He described the Abraham Accords as an offer from Abu Dhabi to strengthen regional power and gravity in the UAE.
“A step towards normalization with Israel is only part of it. Sometimes there is a high risk involved, but it is a calculated risk. "
In Israel, not everyone loves the Beitar deal. Some fans threatened Hogeg and staged protests. A Beitar supporter claimed on Israeli television that the agreement would allow the UAE to exercise political influence in Jerusalem. David Rosenthal, sports editor on the Israeli website Walla! News wrote that Hogeg was mainly trying to breathe new life into a team suffering from poor performance and declining attendance.
The deal's biggest hurdle, however, is uncertainty about the financial details: Israeli anti-money laundering experts have already warned of red flags emerging from the deal and raised questions about the source of Sheikh Hamad's finances.
Sheikh Hamad is a little-known member of the Emirates royal family. His holding HBK's website lists companies from agritech to mining to telecommunications equipment. HBK has partnered with cryptocurrency startup GoChain to set up smart greenhouses in the UAE. The holding company has also partnered with Polish cryptocurrency entrepreneur Roman Ziemian, who has been accused of corruption by Polish authorities.
Hogeg bought Beitar in 2018 for $ 7.2 million and its debt and said he would take it on a "new path," including ending its discriminatory hiring policy. But Hogeg, himself a cryptocurrency entrepreneur, is the target of several fraud lawsuits related to its cryptocurrency ventures. A 2019 federal court lawsuit in Washington state accused Hogeg and his start-up Stox Technologies of fraud, breach of contract and using proceeds from the sale of crypto tokens to fund the acquisition of Beitar and a donation to Tel University Aviv.
A spokesman for the Israel Football Association (IFA) said the organization gave Beitar a list of questions and clarification requests regarding the deal at a December 31 meeting. Following the January 6 convocation, IFA released a statement that it could not yet approve the change of ownership because it had not received the information Beitar requested, but added that the review process would continue.
The organization employs a prominent Israeli financial investigator, Megiddo Financial Intelligence, to conduct due diligence. When asked whether the IFA was looking into the possibility of a straw buyer, spokeswoman Shlomi Barzel told Foreign Policy that the IFA was looking at "everything necessary and possible" and predicts that a final decision will be made within two weeks.
The Hogeg and Sheikh Hamad spokesmen did not respond to requests for comment.

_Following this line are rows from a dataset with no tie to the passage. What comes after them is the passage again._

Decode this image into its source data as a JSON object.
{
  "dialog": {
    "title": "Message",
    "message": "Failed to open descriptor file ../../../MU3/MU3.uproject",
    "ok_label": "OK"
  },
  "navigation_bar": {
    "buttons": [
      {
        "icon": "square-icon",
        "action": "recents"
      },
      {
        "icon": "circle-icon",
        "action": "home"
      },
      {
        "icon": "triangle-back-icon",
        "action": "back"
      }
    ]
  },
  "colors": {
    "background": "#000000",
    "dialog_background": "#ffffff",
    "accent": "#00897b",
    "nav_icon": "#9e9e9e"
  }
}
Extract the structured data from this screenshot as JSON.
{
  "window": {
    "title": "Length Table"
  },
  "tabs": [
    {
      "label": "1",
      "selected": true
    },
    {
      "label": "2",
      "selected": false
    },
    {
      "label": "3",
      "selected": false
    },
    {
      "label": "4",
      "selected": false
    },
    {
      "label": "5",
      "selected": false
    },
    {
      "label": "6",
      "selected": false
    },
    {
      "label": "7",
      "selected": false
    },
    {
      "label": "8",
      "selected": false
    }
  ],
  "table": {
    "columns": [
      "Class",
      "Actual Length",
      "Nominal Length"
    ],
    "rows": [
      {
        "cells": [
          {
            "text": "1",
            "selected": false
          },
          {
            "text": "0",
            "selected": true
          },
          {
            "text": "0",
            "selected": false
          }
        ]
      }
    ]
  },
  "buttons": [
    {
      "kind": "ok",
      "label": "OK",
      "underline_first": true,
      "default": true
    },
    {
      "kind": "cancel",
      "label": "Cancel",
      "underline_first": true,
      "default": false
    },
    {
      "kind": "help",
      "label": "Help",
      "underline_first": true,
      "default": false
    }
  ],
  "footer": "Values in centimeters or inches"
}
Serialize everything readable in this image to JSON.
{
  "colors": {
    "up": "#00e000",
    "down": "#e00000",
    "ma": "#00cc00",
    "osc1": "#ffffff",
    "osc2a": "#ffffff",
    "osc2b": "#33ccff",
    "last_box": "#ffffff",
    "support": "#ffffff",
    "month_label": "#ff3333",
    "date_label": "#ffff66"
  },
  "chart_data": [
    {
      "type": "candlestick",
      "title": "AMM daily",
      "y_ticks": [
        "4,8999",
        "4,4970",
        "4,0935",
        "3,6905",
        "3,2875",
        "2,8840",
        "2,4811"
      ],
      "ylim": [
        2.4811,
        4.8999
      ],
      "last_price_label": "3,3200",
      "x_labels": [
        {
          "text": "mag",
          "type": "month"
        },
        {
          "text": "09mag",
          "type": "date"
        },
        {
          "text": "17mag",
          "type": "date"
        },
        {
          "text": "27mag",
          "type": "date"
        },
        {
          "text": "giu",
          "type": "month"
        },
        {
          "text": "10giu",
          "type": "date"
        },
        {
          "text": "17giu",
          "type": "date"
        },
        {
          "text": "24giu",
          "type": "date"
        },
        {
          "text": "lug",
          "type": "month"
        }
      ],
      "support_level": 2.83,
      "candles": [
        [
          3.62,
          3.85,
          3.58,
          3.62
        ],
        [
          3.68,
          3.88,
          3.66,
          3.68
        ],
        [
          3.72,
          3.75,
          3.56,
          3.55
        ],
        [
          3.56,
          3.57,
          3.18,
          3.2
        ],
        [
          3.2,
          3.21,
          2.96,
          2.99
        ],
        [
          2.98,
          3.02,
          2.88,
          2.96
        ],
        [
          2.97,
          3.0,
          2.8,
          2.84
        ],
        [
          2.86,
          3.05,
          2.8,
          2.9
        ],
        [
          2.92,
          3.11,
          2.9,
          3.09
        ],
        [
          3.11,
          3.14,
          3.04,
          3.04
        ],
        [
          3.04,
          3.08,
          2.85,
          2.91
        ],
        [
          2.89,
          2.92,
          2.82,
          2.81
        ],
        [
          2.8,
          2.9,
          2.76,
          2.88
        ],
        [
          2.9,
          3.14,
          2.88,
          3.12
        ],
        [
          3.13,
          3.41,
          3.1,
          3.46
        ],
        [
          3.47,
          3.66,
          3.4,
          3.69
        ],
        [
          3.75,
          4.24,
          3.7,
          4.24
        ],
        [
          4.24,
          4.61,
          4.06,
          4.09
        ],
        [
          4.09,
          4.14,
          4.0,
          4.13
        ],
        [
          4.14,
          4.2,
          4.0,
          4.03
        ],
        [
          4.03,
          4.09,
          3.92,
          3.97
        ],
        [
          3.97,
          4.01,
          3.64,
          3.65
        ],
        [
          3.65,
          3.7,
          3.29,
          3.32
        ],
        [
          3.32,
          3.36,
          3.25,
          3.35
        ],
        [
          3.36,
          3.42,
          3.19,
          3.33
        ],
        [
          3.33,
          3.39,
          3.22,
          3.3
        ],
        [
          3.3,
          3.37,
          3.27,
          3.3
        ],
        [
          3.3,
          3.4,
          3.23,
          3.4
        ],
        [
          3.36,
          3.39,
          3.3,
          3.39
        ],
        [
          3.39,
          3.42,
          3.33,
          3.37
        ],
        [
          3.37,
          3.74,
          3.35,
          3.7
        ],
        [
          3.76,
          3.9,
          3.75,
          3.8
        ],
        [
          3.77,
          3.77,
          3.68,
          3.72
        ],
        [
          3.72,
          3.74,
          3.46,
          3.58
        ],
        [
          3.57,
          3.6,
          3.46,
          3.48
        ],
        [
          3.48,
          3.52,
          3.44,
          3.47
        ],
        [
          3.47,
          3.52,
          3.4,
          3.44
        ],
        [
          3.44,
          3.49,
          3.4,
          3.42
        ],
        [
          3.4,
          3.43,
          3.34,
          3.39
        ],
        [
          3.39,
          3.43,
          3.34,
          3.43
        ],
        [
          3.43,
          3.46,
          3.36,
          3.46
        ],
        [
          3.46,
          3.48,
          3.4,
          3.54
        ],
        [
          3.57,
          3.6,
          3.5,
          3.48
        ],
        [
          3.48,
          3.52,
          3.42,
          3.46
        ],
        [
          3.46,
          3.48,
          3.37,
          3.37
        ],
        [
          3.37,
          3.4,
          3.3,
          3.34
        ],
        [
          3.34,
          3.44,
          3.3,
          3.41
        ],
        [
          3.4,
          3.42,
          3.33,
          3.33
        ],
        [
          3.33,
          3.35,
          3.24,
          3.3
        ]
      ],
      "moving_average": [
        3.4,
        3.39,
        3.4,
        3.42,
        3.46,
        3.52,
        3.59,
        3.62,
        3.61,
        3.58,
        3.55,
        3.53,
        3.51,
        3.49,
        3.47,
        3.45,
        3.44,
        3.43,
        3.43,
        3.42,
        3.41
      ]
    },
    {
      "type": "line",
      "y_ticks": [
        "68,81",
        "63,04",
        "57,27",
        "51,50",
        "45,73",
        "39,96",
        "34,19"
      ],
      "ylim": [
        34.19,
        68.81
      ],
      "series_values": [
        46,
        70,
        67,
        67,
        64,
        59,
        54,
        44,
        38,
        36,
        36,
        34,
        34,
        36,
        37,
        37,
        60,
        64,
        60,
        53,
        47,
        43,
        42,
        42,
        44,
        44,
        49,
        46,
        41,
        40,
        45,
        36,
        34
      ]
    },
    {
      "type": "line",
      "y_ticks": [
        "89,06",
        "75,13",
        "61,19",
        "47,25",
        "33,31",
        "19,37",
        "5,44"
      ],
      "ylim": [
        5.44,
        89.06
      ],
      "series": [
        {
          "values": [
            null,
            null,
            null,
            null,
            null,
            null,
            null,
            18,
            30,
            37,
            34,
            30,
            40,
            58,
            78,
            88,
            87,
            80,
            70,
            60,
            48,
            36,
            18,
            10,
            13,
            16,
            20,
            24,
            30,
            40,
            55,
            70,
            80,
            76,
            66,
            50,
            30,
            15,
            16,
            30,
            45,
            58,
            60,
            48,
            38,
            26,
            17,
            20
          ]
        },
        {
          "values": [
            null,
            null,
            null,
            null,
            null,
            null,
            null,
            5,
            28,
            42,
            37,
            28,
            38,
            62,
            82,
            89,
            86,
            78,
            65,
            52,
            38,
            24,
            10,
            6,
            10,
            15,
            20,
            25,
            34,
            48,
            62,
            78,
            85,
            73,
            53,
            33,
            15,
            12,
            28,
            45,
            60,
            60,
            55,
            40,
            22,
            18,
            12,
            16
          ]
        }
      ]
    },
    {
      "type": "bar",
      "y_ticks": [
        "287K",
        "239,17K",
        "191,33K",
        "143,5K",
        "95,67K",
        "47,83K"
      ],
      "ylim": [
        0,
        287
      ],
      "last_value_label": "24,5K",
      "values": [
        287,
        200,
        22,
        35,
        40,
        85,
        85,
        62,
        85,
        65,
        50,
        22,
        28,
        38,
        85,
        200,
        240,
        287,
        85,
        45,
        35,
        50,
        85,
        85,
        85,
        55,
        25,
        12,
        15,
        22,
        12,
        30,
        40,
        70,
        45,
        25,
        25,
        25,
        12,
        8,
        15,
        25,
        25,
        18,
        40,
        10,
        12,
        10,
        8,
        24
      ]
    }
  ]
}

If the deal is approved, it is unclear whether Beitar's most ardent supporters would remain loyal. La Familia was also active in right-wing politics, gathering once on behalf of an Israeli soldier convicted of the wrongful killing of a Palestinian who had already been shot and subjugated.
“In Israel, every football is political. In a strange way, this club has made the idea of being a non-Arab or non-Muslim club part of their identity, ”said Maya Zinshtein, a journalist who has opposed an Emmy-winning documentary about Beitar fans and their campaign 2013 produced setting of the Chechen players.
La Familia's campaign at the time damaged the team's image and reduced its revenue – but it made the fan club better known on the Israeli right, she said. "La Familia has this tremendous power in the fan base that they have translated into politics."
Mohammed Baharoon, a Dubai Public Policy Research Center official, said Sheikh Hamad's property offering was a "brave" effort to build influence and bridges in the region, especially given the team's racist history.
“I have to say that the choice of clubs surprised me a bit. … It's the toughest challenge, ”he said. "Across the region, investing in football clubs has always been seen as a means of communication, cultural bridges and soft power."